When I was in my graduation, my mother used to nag me every now and then that, “why don’t you join a coaching? I am not asking you to appear this year or the next year, but atleast start reading, as you’ll take time to build your knowledge.”
Two years down the lane, I know that still there is a lot of time, but I sometimes think to myself that, I should’ve considered my mother’s nag/advice. Finally the quote ringing in my ears since childhood, ‘time and tide wait for none’, made sense!
Time passes my friends and regrets follow!
I didn’t realize at that time that, the earlier I start building my base the better it will be for me. I didn’t realize that, more time gives me the liberty to delve deeper into the topics which is very much required for my satisfaction. I didn’t realize that, a day spent productively will have compounded rewards in future than just lazing around aimlessly in the name of ‘my time to plunge into preparation will come!’
The point here is not to scare you, but to let you know that time is the most valuable asset that we have. You know that already, but most of us seem to forget it as life catches up!
Today you might be thinking that, oh! I wish I could’ve started my preparation earlier so that I could’ve covered so much more or I could’ve bought more time to practise answer-writing! This is absolutely true that everyone has their own time to start with their preparation, but, such is the relation between decision-making and time elapsed.
You cannot definitely haste in your preparation, but neither can you take time for granted. One must keep this in mind that, even if one has 5 years to prepare, they will pass like 1,2,3,4..5 GONE! Your loooong years of preparation just expired and now you are left with no more time. This is why, you must keep a parallel thought in your mind that with each passing day, one days gets strike off from your ‘days to prepare, days to work hard, days to make you career’!
If you live each day as it were your last, someday you’ll most certainly be right – Steve Jobs
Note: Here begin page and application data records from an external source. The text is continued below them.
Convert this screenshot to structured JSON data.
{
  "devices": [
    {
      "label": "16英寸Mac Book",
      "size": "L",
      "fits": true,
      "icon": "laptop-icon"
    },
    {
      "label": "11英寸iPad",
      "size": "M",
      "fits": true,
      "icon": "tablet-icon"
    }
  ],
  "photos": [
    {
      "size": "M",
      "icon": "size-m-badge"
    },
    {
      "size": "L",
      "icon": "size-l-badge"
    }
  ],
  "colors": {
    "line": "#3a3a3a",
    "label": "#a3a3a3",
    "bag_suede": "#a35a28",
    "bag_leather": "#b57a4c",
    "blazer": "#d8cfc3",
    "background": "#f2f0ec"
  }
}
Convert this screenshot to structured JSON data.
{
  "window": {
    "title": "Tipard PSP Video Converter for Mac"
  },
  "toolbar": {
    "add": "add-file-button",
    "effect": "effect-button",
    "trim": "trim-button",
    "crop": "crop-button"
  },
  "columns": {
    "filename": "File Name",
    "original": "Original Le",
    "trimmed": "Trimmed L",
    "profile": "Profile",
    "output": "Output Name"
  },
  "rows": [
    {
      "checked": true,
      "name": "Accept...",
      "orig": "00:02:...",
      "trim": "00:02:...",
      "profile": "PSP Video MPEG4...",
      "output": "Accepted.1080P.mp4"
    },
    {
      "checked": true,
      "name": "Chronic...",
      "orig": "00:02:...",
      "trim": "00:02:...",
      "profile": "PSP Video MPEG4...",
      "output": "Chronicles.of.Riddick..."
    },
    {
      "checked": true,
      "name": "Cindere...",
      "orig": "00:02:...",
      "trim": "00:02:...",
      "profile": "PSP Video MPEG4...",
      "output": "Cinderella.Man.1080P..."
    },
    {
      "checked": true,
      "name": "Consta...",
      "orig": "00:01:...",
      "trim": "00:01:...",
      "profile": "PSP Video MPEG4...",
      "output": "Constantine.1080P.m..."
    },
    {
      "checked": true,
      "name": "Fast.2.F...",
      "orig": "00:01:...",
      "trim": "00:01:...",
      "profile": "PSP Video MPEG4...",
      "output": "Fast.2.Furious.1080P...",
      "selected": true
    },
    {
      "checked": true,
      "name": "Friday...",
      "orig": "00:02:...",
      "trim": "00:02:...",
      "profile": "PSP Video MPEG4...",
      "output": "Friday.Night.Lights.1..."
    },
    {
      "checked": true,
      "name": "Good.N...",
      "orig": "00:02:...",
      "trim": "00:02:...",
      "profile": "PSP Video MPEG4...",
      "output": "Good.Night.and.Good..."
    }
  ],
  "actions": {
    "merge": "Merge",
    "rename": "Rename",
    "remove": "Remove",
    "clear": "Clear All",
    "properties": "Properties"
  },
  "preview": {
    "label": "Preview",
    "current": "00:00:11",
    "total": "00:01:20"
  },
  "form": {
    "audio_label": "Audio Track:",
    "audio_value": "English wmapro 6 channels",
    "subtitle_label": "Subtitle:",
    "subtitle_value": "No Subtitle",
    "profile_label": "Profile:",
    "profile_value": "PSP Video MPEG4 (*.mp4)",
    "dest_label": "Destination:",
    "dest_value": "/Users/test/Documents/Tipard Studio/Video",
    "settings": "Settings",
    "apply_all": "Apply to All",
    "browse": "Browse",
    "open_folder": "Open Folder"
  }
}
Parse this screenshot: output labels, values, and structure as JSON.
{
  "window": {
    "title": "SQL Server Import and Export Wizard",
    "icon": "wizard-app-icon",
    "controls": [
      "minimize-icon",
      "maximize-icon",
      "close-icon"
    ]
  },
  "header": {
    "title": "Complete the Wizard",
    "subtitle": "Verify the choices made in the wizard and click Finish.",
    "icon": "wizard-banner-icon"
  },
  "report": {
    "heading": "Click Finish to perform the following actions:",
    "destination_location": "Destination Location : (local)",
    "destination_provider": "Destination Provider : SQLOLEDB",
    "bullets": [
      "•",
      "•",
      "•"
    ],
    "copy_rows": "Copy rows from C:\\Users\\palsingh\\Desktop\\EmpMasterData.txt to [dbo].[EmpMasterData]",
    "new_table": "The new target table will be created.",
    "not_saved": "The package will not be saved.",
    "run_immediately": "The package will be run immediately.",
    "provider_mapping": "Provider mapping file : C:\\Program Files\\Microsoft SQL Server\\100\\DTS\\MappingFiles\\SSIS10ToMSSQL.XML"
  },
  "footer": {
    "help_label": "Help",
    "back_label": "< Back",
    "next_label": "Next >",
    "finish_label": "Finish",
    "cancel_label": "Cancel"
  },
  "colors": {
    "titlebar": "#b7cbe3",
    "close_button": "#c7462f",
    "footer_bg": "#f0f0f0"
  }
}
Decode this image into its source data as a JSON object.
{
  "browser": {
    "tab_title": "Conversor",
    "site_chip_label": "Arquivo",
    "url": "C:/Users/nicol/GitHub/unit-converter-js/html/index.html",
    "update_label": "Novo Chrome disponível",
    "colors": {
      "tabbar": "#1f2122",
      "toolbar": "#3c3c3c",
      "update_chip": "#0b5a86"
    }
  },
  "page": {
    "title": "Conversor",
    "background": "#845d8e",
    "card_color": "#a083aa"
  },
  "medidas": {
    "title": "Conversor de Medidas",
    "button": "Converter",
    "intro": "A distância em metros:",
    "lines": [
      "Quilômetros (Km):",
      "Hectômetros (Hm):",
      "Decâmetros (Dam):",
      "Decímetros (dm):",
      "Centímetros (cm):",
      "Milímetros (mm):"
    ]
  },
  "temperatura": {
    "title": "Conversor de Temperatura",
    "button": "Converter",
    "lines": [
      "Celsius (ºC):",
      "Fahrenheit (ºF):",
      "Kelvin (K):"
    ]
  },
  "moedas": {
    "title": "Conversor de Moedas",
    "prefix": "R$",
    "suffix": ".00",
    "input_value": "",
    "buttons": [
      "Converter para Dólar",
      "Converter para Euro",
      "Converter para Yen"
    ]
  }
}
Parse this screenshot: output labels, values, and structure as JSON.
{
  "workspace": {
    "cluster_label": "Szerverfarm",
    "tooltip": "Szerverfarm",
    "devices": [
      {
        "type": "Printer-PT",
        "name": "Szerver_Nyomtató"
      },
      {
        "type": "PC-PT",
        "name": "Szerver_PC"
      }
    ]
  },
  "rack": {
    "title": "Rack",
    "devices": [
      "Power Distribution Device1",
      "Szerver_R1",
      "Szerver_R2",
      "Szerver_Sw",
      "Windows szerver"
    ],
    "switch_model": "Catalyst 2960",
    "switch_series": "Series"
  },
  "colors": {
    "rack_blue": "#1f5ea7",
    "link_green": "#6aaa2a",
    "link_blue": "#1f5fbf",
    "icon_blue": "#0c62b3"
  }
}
Why do you think Steve Jobs would’ve lived by this quote as the mantra of his life? Because, he understood the gravity of the situation, when one day you’ll realize that you have no more time left to do all the things that you’ve always wanted to, all that you’ve ever wanted to achieve.
It is the attitude of ‘abhi to time hai’, that lay in you seeds of procrastination, stops you from giving your 100 percent when you sit for you preparation! It makes you watch the epic GOT episodes back-to-back-to-back! It makes you pile things up for that tomorrow which doesn’t come! It makes you get loose in your revisions which you badly regret when you hazily know the correct answer and end up being confused!
And then, there are opportunity costs involved in every decision you make subject to time. If you properly utilize the given time, maybe you wouldn’t have to slog your preparation for another year and you can do zillion other things that you missed in that year! You can get an answer to whether you should continue in this game or not and start working in some other avenues without wasting any further time! Trust me, nothing pierces the heart like the opportunity costs.
However preachy you may find this, but open your eyes to the limited time you have for this preparation, for this life. You needn’t pressurize yourself with the constraints of time. There is nothing wrong in chilling a bit every now and then. I do it, so do you and so does everybody, but it is important to develop a sense of urgency for things. Direct your time! Decide what you are gonna do in the time you have and not let it not be the other way round.
I’ve regretted not doing many things since my childhood (and I’m sure many of you too do), of which no matter how much I try to compensate; I cannot make time for it now! That is why I hope that you will acknowledge the time you have in your pocket and spend it judiciously in the most productive way you can. Be the charioteer in your life and tame the ever-so-swift horse called ‘time’!
“The timeless in you is aware of life’s timelessness. And knows that yesterday is but today’s memory and tomorrow is today’s dream.”
― Kahlil Gibran, The Prophet